They had resented the fall out of BYU leaving their agreement with the WCC so soon after making such a deal. Utah’s departure to the Pac-12 the previous year made it politically possible for BYU to leave the MWC, but invited concerns about the potential abandonment of similar but much smaller faith based institutions.
In the end perhaps the biggest public relations mistake BYU made was to overly embrace the WCC. It ended up making them look as if they rejected the Big 12 until some details emerged later in October. Since then Tom Holmoe has done all he can to clear the air of any misinformation.
The Big East Still Lacks Enough Football Members
If BYU was truly interested in remaining in the WCC with its other sports long term, the Big East could have provided that vehicle for a more solid football future with the likelihood of having a real meaningful November schedule with a “western” division, that includes Boise State, Houston and Southern Methodist.
Instead in the failed scheme of conference expansion, BYU said no to the deal. The Big East was however successful in convincing San Diego State to make a football only move.
What had likely ended this deal before it really could have succeeded, despite the Internet and other media rumors? It was the BYU deal with media partner ESPN.
The Big East rejected a new media rights deal for football from ESPN and opened up the biding process. This obviously didn’t sit well with the powers that be in Bristol, Connecticut.
They are rumored to have encouraged both Pittsburgh and Syracuse to accept the overtures of the ACC that was looking for two more schools in a very quiet and under the radar way, not to mention having the Big 12 disruptions taking the media stories.
Possible Intel from ESPN?
With ABC-ESPN advancing the negotiations with the Big 12, it is entirely possible BYU officials were privy to information on this, which made it easier to walk away from the Big East proposal.
Could the Big 12 be closer to inviting perhaps Louisville (which was pushed at the 11th hour by U.S. Senate minority leader Mitch McConnell, R-KY) and BYU? With what is now being negotiated, it could come to this.
While no one can predict who might trigger the next move on the chessboard, some trends are becoming obvious. Despite what BYU has been able to work out on its own, and the highly lucrative third-tier media rights deal Texas has secured, it unlikely other schools will venture into league independence.
The SEC, Big Ten, and Pac-12 clearly have emerged as the strongest leagues, and are now with more power to call the shots with the BCS. They also have the best local network deals that provide the best access and exposure desired for their institutions.
But leagues like the Big 12 and ACC, which have third-tier rights freedom for their own individual networks, have created a potential atmosphere of league free agency in the future.

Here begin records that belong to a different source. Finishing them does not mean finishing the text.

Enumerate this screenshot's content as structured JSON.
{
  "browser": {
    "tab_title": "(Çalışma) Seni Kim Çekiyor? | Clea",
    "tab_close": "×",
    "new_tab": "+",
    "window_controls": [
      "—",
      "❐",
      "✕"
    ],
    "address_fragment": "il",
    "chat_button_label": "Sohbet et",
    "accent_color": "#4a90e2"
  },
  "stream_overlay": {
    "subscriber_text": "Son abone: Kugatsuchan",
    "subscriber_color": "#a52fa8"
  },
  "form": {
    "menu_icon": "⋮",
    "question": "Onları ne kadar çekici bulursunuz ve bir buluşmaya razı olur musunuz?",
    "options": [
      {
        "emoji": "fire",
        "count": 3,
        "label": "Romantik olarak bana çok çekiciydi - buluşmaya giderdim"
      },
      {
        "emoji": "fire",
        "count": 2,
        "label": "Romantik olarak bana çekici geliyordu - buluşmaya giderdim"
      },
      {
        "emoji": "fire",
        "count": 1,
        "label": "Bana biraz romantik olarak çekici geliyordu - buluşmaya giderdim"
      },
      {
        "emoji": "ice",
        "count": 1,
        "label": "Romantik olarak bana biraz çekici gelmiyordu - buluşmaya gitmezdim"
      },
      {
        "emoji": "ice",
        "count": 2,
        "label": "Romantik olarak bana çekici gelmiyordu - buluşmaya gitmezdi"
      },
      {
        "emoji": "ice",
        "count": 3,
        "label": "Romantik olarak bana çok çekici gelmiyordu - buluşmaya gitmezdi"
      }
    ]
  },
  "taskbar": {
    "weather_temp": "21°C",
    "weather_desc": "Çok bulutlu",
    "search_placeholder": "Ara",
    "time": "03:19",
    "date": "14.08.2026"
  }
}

The musical chairs that began to move two years ago can and will continue should an institution not be happy with media rights, access and exposure to best accommodate future growth.
Technology changes are also fueling this since the line between broadcast television and Internet streaming is growing thinner each year. BYU will be a player based on its brand strength, and following is a player in all this.
Although, Holmoe seams to be optimistic that with firm contracts in the future, and preliminary discussions with other schools, he can get a desired schedule that can put a product on the field to keep season ticket patrons and media partners happy, the conference expansion rumor mill will keep churning.
With all that’s happening based on the conversations he mentions he’s having with his AD counterparts around the country, the league alignment situation is far from stable. BYU fans should be prepared for one more round of league alignment speculation and happenings in the next few months based on what information is available.